[Collected data]
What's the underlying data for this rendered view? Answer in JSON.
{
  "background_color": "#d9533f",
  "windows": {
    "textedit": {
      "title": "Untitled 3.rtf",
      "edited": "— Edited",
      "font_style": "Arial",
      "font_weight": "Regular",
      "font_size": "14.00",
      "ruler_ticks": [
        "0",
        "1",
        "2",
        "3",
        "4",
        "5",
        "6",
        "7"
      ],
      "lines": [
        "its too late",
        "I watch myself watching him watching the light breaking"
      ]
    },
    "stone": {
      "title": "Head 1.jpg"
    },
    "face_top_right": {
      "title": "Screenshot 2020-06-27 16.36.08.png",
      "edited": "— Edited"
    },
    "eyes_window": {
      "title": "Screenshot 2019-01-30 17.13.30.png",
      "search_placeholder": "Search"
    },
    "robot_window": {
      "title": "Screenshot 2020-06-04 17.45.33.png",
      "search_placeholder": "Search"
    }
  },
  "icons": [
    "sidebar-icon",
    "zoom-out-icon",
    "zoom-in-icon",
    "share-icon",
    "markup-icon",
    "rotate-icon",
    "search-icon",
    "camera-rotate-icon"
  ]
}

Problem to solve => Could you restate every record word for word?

Output below =>
What's the underlying data for this rendered view? Answer in JSON.
{
  "background_color": "#d9533f",
  "windows": {
    "textedit": {
      "title": "Untitled 3.rtf",
      "edited": "— Edited",
      "font_style": "Arial",
      "font_weight": "Regular",
      "font_size": "14.00",
      "ruler_ticks": [
        "0",
        "1",
        "2",
        "3",
        "4",
        "5",
        "6",
        "7"
      ],
      "lines": [
        "its too late",
        "I watch myself watching him watching the light breaking"
      ]
    },
    "stone": {
      "title": "Head 1.jpg"
    },
    "face_top_right": {
      "title": "Screenshot 2020-06-27 16.36.08.png",
      "edited": "— Edited"
    },
    "eyes_window": {
      "title": "Screenshot 2019-01-30 17.13.30.png",
      "search_placeholder": "Search"
    },
    "robot_window": {
      "title": "Screenshot 2020-06-04 17.45.33.png",
      "search_placeholder": "Search"
    }
  },
  "icons": [
    "sidebar-icon",
    "zoom-out-icon",
    "zoom-in-icon",
    "share-icon",
    "markup-icon",
    "rotate-icon",
    "search-icon",
    "camera-rotate-icon"
  ]
}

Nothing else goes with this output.